Dubliners, who have witnessed immense changes to their city as it has prospered in the last decade, will likely soon see vertical development on a more intimate scale to provide orientation to the city's otherwise horizontal spread. The development follows the erection of the Dublin Spire, perhaps the slenderest tower to beat all slender towers:
DEGW's John Worthington, author of Managing Intensification and Change - A Strategy for Dublin Building Height, made a number of points about high rise cities which appear to have been taken on board by the powers that be. "High rise" and "tall buildings" are relative terms, he says. "In a city quarter of predominantly one or two-storey buildings, those of three to five floors could be considered of significant height." DEGW identified four key heights: low-rise (up to five floors or 15 metres); mid rise "groundscrapers" (up to 15 floors or 50 metres); high-rise "skyscrapers" (up to 40 floors or 150 metres) and super high-rise (above 150 metres).
Worthington's contention is that high-rise buildings have a role to play in intensifying and signposting cities. "Used sparingly, they can become landmarks to navigate an increasingly complex urban landscape and provide spectacular views both for those who live in and visit the city, and those who actually inhabit them."

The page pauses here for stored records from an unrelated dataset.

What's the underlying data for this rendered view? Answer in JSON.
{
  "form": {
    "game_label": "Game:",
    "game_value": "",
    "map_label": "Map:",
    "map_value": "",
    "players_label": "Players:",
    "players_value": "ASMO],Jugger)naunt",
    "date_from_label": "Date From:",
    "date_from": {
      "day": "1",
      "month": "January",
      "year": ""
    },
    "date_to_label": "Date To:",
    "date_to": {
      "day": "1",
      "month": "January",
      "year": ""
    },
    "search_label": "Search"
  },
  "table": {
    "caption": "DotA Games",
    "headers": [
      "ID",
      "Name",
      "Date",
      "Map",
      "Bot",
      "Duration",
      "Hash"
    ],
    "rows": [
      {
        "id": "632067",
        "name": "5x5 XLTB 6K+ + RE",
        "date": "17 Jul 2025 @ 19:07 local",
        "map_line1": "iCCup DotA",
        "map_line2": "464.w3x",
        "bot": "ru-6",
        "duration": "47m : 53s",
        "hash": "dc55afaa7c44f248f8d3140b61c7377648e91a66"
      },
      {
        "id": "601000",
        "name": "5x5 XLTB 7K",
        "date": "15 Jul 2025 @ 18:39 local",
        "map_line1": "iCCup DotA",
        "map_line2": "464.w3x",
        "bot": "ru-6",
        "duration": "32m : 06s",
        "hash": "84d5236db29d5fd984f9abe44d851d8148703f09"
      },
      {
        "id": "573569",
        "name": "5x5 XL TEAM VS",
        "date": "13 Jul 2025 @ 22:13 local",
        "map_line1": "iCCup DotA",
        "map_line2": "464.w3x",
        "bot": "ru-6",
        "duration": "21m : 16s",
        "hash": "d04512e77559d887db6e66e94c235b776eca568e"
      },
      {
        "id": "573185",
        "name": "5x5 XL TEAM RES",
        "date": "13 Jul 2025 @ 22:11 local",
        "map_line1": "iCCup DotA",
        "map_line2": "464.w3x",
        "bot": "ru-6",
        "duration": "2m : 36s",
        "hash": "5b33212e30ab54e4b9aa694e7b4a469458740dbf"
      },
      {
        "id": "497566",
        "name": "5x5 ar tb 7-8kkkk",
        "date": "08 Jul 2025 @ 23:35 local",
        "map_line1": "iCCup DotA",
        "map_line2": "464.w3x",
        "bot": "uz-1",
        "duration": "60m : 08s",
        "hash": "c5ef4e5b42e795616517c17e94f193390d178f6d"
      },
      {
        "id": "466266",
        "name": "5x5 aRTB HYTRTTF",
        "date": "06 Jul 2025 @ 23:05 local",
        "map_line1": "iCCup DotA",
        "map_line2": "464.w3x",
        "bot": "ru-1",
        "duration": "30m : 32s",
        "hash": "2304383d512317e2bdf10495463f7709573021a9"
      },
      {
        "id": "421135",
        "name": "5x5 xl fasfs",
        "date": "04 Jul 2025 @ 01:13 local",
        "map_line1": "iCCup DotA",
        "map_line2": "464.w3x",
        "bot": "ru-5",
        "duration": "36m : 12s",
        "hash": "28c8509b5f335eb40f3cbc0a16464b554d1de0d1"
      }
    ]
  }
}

"I wasn't a supporter of the Spire but now that it's there it does mark the centre of the city," says Dublin City councillor Kevin Humphreys (Labour). "So areas can be defined by landmark development. Such a building at The Point, for instance, would draw the eye down the Liffey telling people where a shopping and recreation area is, as well as marking the gateway to Dublin for those arriving by boat."
Interestingly, the insertion of the Spire into a formerly seedy central neighborhood along O'Connell Street mirrors deeper cultural changes taking place in its shadow, where the nature of Irishness is being transformed with the influx of immigrants:
Historically and geographically, O'Connell Street is the heart of Dublin. The boulevard, which runs south about five blocks to the River Liffey, has emerged from several decades of seediness, thanks to a continuing refurbishment that aims to create a Hibernian version of the Champs-Élysées, centered around a 394-foot-tall steel needle, the Spire of Dublin.
But step off O'Connell Street in almost any direction, and you glimpse a different Dublin, a parallel city that is neither homogenous nor traditionally Irish. In a tiny enclave within two blocks of the main artery there are a nascent Chinatown, a budding Little Odessa and even touches of West Africa, all catering to a recent influx of immigrants drawn to the country's economic prosperity.
Meanwhile, in the sprawl that currently characterizes the city of Mississauga, Ontario (Canada's fifth largest city; a suburb of Toronto), a recent competition for a 50-story condominium tower carries similar identity-defining weight. The city's Absolute development seeks to center Mississauga in a way not dissimilar from the way the Dublin Spire provides orientation to its surroundings: (via, also)
Everyone's heard of the Bilbao Effect, but what about the Mississauga Effect?....
Created by a young Beijing-based firm, MAD, this is no ordinary architectural icon. It's a statement about the power of design to establish a sense of place and context.
"Suburbs around the world want to become metropolises," Yansong Ma, founder of MAD, said yesterday. "But we don't think they should. They have their own character. They should create their own identity."
I'm curious how locals receive additions like these, that literally loom on the horizon. Consider the way monuments that the Arch transformed the image of St. Louis, or how the Eiffel Tower (perhaps a more apt comparison is the Tour Montparnasse) has done so for Paris. What are the implications of such a provocation? What about when the place in question is known to be one of the most unlovely anywhere?